===== RECORDS TO PROCESS

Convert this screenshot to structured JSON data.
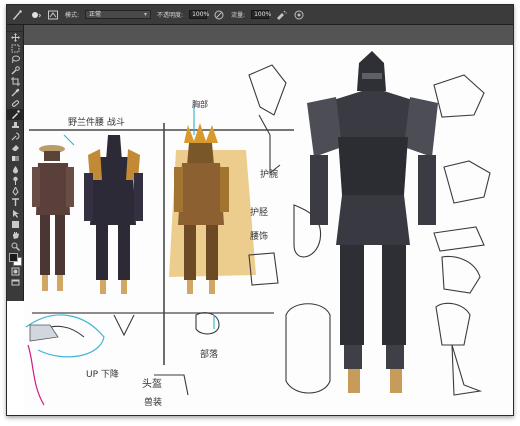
{
  "options_bar": {
    "mode_label": "模式:",
    "mode_value": "正常",
    "opacity_label": "不透明度:",
    "opacity_value": "100%",
    "flow_label": "流量:",
    "flow_value": "100%"
  },
  "canvas": {
    "notes": {
      "top_left": "野兰件腰 战斗",
      "right_1": "护腕",
      "right_2": "护胫",
      "right_3": "胸部",
      "right_4": "腰饰",
      "mid_bottom": "部落",
      "bottom_left_1": "UP 下降",
      "bottom_left_2": "头盔",
      "bottom_left_3": "兽装"
    }
  },
  "colors": {
    "ui_dark": "#3b3b3b",
    "canvas": "#fdfdfd",
    "accent_cyan": "#3fb6d4",
    "accent_magenta": "#d21a86",
    "gold": "#d8a640"
  }
}
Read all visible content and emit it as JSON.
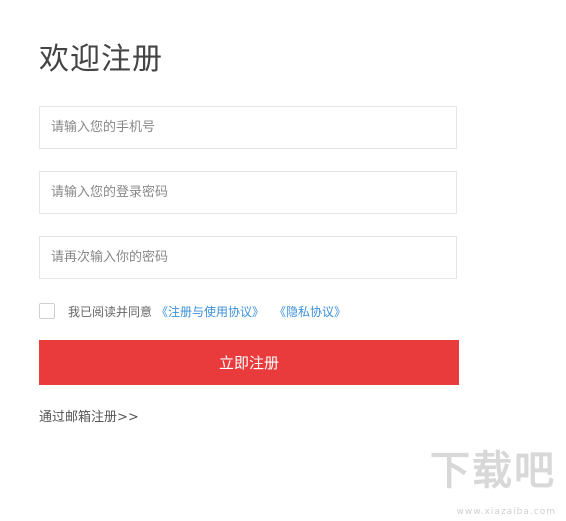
{
  "page_title": "欢迎注册",
  "form": {
    "phone_placeholder": "请输入您的手机号",
    "password_placeholder": "请输入您的登录密码",
    "confirm_placeholder": "请再次输入你的密码"
  },
  "agreement": {
    "text": "我已阅读并同意",
    "terms_link": "《注册与使用协议》",
    "privacy_link": "《隐私协议》",
    "checked": false
  },
  "submit_label": "立即注册",
  "email_register_link": "通过邮箱注册>>",
  "watermark": {
    "logo_text": "下载吧",
    "site_text": "www.xiazaiba.com"
  },
  "colors": {
    "primary_button": "#e93b3b",
    "link": "#3a8fd9"
  }
}
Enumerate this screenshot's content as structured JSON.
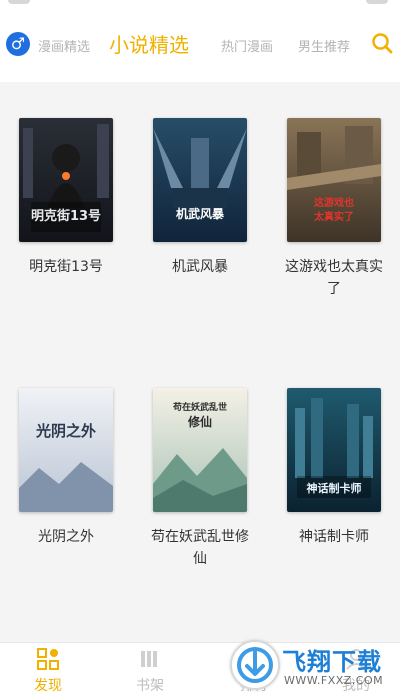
{
  "header": {
    "tabs": [
      {
        "label": "漫画精选",
        "active": false
      },
      {
        "label": "小说精选",
        "active": true
      },
      {
        "label": "热门漫画",
        "active": false
      },
      {
        "label": "男生推荐",
        "active": false
      }
    ],
    "gender_icon_glyph": "♂",
    "accent_color": "#f0b100",
    "gender_icon_color": "#1f6fe0"
  },
  "books": [
    {
      "title": "明克街13号",
      "cover_title": "明克街13号"
    },
    {
      "title": "机武风暴",
      "cover_title": "机武风暴"
    },
    {
      "title": "这游戏也太真实了",
      "cover_title": "这游戏也太真实了"
    },
    {
      "title": "光阴之外",
      "cover_title": "光阴之外"
    },
    {
      "title": "苟在妖武乱世修仙",
      "cover_title": "苟在妖武乱世修仙"
    },
    {
      "title": "神话制卡师",
      "cover_title": "神话制卡师"
    }
  ],
  "bottom_nav": [
    {
      "label": "发现",
      "active": true,
      "icon": "discover-icon"
    },
    {
      "label": "书架",
      "active": false,
      "icon": "bookshelf-icon"
    },
    {
      "label": "排行",
      "active": false,
      "icon": "ranking-icon"
    },
    {
      "label": "我的",
      "active": false,
      "icon": "profile-icon"
    }
  ],
  "watermark": {
    "brand": "飞翔下载",
    "url": "WWW.FXXZ.COM"
  }
}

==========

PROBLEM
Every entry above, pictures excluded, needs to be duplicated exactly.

COMPLETED TASK
Convert this screenshot to structured JSON data.
{
  "options_bar": {
    "mode_label": "模式:",
    "mode_value": "正常",
    "opacity_label": "不透明度:",
    "opacity_value": "100%",
    "flow_label": "流量:",
    "flow_value": "100%"
  },
  "canvas": {
    "notes": {
      "top_left": "野兰件腰 战斗",
      "right_1": "护腕",
      "right_2": "护胫",
      "right_3": "胸部",
      "right_4": "腰饰",
      "mid_bottom": "部落",
      "bottom_left_1": "UP 下降",
      "bottom_left_2": "头盔",
      "bottom_left_3": "兽装"
    }
  },
  "colors": {
    "ui_dark": "#3b3b3b",
    "canvas": "#fdfdfd",
    "accent_cyan": "#3fb6d4",
    "accent_magenta": "#d21a86",
    "gold": "#d8a640"
  }
}
Read all visible content and emit it as JSON.
{
  "page_title": "欢迎注册",
  "form": {
    "phone_placeholder": "请输入您的手机号",
    "password_placeholder": "请输入您的登录密码",
    "confirm_placeholder": "请再次输入你的密码"
  },
  "agreement": {
    "text": "我已阅读并同意",
    "terms_link": "《注册与使用协议》",
    "privacy_link": "《隐私协议》",
    "checked": false
  },
  "submit_label": "立即注册",
  "email_register_link": "通过邮箱注册>>",
  "watermark": {
    "logo_text": "下载吧",
    "site_text": "www.xiazaiba.com"
  },
  "colors": {
    "primary_button": "#e93b3b",
    "link": "#3a8fd9"
  }
}
Enumerate this screenshot's content as structured JSON.
{
  "header": {
    "tabs": [
      {
        "label": "漫画精选",
        "active": false
      },
      {
        "label": "小说精选",
        "active": true
      },
      {
        "label": "热门漫画",
        "active": false
      },
      {
        "label": "男生推荐",
        "active": false
      }
    ],
    "gender_icon_glyph": "♂",
    "accent_color": "#f0b100",
    "gender_icon_color": "#1f6fe0"
  },
  "books": [
    {
      "title": "明克街13号",
      "cover_title": "明克街13号"
    },
    {
      "title": "机武风暴",
      "cover_title": "机武风暴"
    },
    {
      "title": "这游戏也太真实了",
      "cover_title": "这游戏也太真实了"
    },
    {
      "title": "光阴之外",
      "cover_title": "光阴之外"
    },
    {
      "title": "苟在妖武乱世修仙",
      "cover_title": "苟在妖武乱世修仙"
    },
    {
      "title": "神话制卡师",
      "cover_title": "神话制卡师"
    }
  ],
  "bottom_nav": [
    {
      "label": "发现",
      "active": true,
      "icon": "discover-icon"
    },
    {
      "label": "书架",
      "active": false,
      "icon": "bookshelf-icon"
    },
    {
      "label": "排行",
      "active": false,
      "icon": "ranking-icon"
    },
    {
      "label": "我的",
      "active": false,
      "icon": "profile-icon"
    }
  ],
  "watermark": {
    "brand": "飞翔下载",
    "url": "WWW.FXXZ.COM"
  }
}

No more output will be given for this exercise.